- **Extracted records**
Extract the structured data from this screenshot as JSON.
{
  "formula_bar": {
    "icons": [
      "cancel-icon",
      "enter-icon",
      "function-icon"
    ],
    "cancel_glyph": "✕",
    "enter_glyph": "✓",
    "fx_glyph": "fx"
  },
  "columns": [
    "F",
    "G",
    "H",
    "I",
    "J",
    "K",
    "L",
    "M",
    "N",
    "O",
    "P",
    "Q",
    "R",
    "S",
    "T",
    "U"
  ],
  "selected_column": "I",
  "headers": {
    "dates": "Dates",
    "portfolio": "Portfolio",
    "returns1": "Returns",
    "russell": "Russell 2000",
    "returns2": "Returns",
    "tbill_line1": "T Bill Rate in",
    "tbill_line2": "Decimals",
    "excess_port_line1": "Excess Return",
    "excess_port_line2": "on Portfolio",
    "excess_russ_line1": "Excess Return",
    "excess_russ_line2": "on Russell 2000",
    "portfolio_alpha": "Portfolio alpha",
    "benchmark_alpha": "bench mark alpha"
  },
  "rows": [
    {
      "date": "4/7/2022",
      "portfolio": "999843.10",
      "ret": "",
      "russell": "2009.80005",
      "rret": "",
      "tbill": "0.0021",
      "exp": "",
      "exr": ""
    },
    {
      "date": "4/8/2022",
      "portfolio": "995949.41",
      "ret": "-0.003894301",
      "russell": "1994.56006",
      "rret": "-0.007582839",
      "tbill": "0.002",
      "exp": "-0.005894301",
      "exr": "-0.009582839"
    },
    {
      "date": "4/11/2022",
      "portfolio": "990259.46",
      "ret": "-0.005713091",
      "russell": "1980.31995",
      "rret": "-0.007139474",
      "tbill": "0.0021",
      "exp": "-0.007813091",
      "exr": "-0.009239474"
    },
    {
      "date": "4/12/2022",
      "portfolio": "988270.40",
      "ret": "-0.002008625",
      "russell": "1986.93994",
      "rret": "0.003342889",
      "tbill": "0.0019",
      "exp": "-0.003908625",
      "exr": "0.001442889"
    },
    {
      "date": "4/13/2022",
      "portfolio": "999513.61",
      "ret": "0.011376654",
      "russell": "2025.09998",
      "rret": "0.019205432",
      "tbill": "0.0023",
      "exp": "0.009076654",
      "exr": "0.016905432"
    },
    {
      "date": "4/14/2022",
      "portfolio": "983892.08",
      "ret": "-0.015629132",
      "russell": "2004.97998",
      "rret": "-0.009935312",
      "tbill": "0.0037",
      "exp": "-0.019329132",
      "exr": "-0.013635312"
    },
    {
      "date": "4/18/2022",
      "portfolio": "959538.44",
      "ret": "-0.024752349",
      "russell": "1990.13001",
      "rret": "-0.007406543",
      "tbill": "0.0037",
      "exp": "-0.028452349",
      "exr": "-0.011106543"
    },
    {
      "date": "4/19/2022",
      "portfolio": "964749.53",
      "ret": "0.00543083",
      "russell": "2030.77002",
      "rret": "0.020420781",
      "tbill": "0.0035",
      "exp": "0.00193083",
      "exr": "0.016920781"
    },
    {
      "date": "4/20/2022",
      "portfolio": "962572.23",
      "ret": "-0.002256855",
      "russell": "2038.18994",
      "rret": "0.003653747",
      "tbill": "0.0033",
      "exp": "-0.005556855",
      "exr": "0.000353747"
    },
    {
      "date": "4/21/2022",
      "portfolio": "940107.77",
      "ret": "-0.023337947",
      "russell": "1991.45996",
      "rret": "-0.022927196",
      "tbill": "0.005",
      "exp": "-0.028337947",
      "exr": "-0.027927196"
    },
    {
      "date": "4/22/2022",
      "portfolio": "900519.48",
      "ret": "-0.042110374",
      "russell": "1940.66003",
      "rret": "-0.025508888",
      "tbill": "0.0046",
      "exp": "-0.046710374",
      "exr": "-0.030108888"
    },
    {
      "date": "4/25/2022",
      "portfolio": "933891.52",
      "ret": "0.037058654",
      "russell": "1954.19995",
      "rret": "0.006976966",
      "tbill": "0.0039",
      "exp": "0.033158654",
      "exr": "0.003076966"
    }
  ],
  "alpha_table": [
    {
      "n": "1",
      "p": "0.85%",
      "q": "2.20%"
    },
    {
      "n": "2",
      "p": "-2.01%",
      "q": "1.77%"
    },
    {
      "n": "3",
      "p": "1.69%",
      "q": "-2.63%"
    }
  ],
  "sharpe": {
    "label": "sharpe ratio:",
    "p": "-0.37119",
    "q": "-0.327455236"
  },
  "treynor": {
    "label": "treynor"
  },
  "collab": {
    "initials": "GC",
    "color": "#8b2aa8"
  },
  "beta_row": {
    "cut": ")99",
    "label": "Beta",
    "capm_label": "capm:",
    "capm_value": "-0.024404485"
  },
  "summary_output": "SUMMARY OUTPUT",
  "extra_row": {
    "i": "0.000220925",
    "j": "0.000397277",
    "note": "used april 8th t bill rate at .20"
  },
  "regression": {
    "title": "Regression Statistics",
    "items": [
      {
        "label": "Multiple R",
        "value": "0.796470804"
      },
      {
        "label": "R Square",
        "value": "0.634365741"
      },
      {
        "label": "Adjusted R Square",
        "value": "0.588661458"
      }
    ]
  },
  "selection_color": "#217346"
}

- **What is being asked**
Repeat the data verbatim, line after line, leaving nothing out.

- **Answer to this exercise**
Extract the structured data from this screenshot as JSON.
{
  "formula_bar": {
    "icons": [
      "cancel-icon",
      "enter-icon",
      "function-icon"
    ],
    "cancel_glyph": "✕",
    "enter_glyph": "✓",
    "fx_glyph": "fx"
  },
  "columns": [
    "F",
    "G",
    "H",
    "I",
    "J",
    "K",
    "L",
    "M",
    "N",
    "O",
    "P",
    "Q",
    "R",
    "S",
    "T",
    "U"
  ],
  "selected_column": "I",
  "headers": {
    "dates": "Dates",
    "portfolio": "Portfolio",
    "returns1": "Returns",
    "russell": "Russell 2000",
    "returns2": "Returns",
    "tbill_line1": "T Bill Rate in",
    "tbill_line2": "Decimals",
    "excess_port_line1": "Excess Return",
    "excess_port_line2": "on Portfolio",
    "excess_russ_line1": "Excess Return",
    "excess_russ_line2": "on Russell 2000",
    "portfolio_alpha": "Portfolio alpha",
    "benchmark_alpha": "bench mark alpha"
  },
  "rows": [
    {
      "date": "4/7/2022",
      "portfolio": "999843.10",
      "ret": "",
      "russell": "2009.80005",
      "rret": "",
      "tbill": "0.0021",
      "exp": "",
      "exr": ""
    },
    {
      "date": "4/8/2022",
      "portfolio": "995949.41",
      "ret": "-0.003894301",
      "russell": "1994.56006",
      "rret": "-0.007582839",
      "tbill": "0.002",
      "exp": "-0.005894301",
      "exr": "-0.009582839"
    },
    {
      "date": "4/11/2022",
      "portfolio": "990259.46",
      "ret": "-0.005713091",
      "russell": "1980.31995",
      "rret": "-0.007139474",
      "tbill": "0.0021",
      "exp": "-0.007813091",
      "exr": "-0.009239474"
    },
    {
      "date": "4/12/2022",
      "portfolio": "988270.40",
      "ret": "-0.002008625",
      "russell": "1986.93994",
      "rret": "0.003342889",
      "tbill": "0.0019",
      "exp": "-0.003908625",
      "exr": "0.001442889"
    },
    {
      "date": "4/13/2022",
      "portfolio": "999513.61",
      "ret": "0.011376654",
      "russell": "2025.09998",
      "rret": "0.019205432",
      "tbill": "0.0023",
      "exp": "0.009076654",
      "exr": "0.016905432"
    },
    {
      "date": "4/14/2022",
      "portfolio": "983892.08",
      "ret": "-0.015629132",
      "russell": "2004.97998",
      "rret": "-0.009935312",
      "tbill": "0.0037",
      "exp": "-0.019329132",
      "exr": "-0.013635312"
    },
    {
      "date": "4/18/2022",
      "portfolio": "959538.44",
      "ret": "-0.024752349",
      "russell": "1990.13001",
      "rret": "-0.007406543",
      "tbill": "0.0037",
      "exp": "-0.028452349",
      "exr": "-0.011106543"
    },
    {
      "date": "4/19/2022",
      "portfolio": "964749.53",
      "ret": "0.00543083",
      "russell": "2030.77002",
      "rret": "0.020420781",
      "tbill": "0.0035",
      "exp": "0.00193083",
      "exr": "0.016920781"
    },
    {
      "date": "4/20/2022",
      "portfolio": "962572.23",
      "ret": "-0.002256855",
      "russell": "2038.18994",
      "rret": "0.003653747",
      "tbill": "0.0033",
      "exp": "-0.005556855",
      "exr": "0.000353747"
    },
    {
      "date": "4/21/2022",
      "portfolio": "940107.77",
      "ret": "-0.023337947",
      "russell": "1991.45996",
      "rret": "-0.022927196",
      "tbill": "0.005",
      "exp": "-0.028337947",
      "exr": "-0.027927196"
    },
    {
      "date": "4/22/2022",
      "portfolio": "900519.48",
      "ret": "-0.042110374",
      "russell": "1940.66003",
      "rret": "-0.025508888",
      "tbill": "0.0046",
      "exp": "-0.046710374",
      "exr": "-0.030108888"
    },
    {
      "date": "4/25/2022",
      "portfolio": "933891.52",
      "ret": "0.037058654",
      "russell": "1954.19995",
      "rret": "0.006976966",
      "tbill": "0.0039",
      "exp": "0.033158654",
      "exr": "0.003076966"
    }
  ],
  "alpha_table": [
    {
      "n": "1",
      "p": "0.85%",
      "q": "2.20%"
    },
    {
      "n": "2",
      "p": "-2.01%",
      "q": "1.77%"
    },
    {
      "n": "3",
      "p": "1.69%",
      "q": "-2.63%"
    }
  ],
  "sharpe": {
    "label": "sharpe ratio:",
    "p": "-0.37119",
    "q": "-0.327455236"
  },
  "treynor": {
    "label": "treynor"
  },
  "collab": {
    "initials": "GC",
    "color": "#8b2aa8"
  },
  "beta_row": {
    "cut": ")99",
    "label": "Beta",
    "capm_label": "capm:",
    "capm_value": "-0.024404485"
  },
  "summary_output": "SUMMARY OUTPUT",
  "extra_row": {
    "i": "0.000220925",
    "j": "0.000397277",
    "note": "used april 8th t bill rate at .20"
  },
  "regression": {
    "title": "Regression Statistics",
    "items": [
      {
        "label": "Multiple R",
        "value": "0.796470804"
      },
      {
        "label": "R Square",
        "value": "0.634365741"
      },
      {
        "label": "Adjusted R Square",
        "value": "0.588661458"
      }
    ]
  },
  "selection_color": "#217346"
}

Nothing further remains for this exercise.